Kids became a vital part of the Mayan society from a very early age. Every person in the Mayan society contributed in the civic duties and kids were no exception. By the time kids reached the age of five or six, they were engaged in different jobs. At this age, boys would typically accompany their fathers on farming or hunting while girls stayed at home and helped their mothers in household chores. Kids were taught the importance of work and social duty from a very early age. The kids of the commoners received little formal education although the kids of the nobility were taught in proper schools.
The kids in Mayan society were named exactly according to the date of their birth. Since each day had a unique name in the Mayan calendar, the name of the kid was a combination of that day’s name together with some other title.
Mayans considered certain physical traits as the right characteristics of beauty. These included flatter foreheads and crossed eyes. And they devised many methods of ensuring that kids had these features. To give them flatter foreheads, newborn kids had their forehead placed between two wooden boards so that they exerted a continuous pressure on the forehead. Since the forehead of the young kids is generally flexible, the pressure flattened into the desire shape. To achieve the effect of crossed eyes, parents hung different toys in the middle of the kids’ eyes. As a kid looked on at such toys, his eyes became naturally crossed from a very young age.
Mayan kids were taught social ethics and family values from a very early age. This is because the Mayan society, at large, heavily depended on family structures for its continued existence. Kids were taught that they were required to work and productively contributed to the family, and to society. This was echoed when kids assisted their parents in different errands from a very early age. Kids were also taught to respect their elders. This was important because Mayan society valued common sense in a kid, and kids were expected to learn common sense in social matters by closely following the example of their parents. Certain rituals and ceremonies were performed during various stages of a childs growth which reinforced these customs and values.

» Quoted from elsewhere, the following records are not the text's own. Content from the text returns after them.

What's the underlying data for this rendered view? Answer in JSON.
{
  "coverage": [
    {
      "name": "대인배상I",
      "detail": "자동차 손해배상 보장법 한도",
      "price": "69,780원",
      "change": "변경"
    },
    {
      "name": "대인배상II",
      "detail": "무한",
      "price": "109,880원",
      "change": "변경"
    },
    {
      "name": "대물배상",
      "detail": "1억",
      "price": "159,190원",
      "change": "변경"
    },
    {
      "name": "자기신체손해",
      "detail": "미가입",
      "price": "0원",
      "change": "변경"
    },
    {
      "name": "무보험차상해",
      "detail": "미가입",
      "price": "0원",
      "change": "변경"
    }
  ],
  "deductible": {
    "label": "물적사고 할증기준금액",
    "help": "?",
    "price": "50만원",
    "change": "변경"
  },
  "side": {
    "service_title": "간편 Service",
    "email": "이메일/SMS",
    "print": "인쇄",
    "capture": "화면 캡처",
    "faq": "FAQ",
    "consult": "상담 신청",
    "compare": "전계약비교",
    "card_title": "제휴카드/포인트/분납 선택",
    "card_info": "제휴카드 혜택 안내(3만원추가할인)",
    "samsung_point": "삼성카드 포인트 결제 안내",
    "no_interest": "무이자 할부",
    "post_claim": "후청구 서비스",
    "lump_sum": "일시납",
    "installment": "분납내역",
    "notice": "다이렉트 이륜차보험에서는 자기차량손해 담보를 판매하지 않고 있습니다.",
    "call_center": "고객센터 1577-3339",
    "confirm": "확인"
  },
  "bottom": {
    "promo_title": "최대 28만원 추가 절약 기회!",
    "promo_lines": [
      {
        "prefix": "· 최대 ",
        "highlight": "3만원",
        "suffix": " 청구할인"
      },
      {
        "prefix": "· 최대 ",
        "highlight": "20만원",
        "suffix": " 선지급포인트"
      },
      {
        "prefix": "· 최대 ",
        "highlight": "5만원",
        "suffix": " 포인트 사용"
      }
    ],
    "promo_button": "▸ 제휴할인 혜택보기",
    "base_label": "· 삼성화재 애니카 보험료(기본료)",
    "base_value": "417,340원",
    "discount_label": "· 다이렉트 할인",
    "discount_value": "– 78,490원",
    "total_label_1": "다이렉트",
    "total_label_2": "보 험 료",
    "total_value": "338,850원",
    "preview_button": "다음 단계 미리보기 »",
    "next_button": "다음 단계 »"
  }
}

Mayan kids were closely guided by their parents and were considered an important, productive part of the family and society. They were taught the Mayan social customs and values from a very early age. These included the training that they should contribute productively to the family and emulate the customs of the society successfully. The kids were mostly taught by their parents. Boys began accompanying their fathers on farming, hunting or other jobs by the time they were five or six. Girls started fetching water and performing other household chores at this age. In this way, kids became an active part of Mayan society.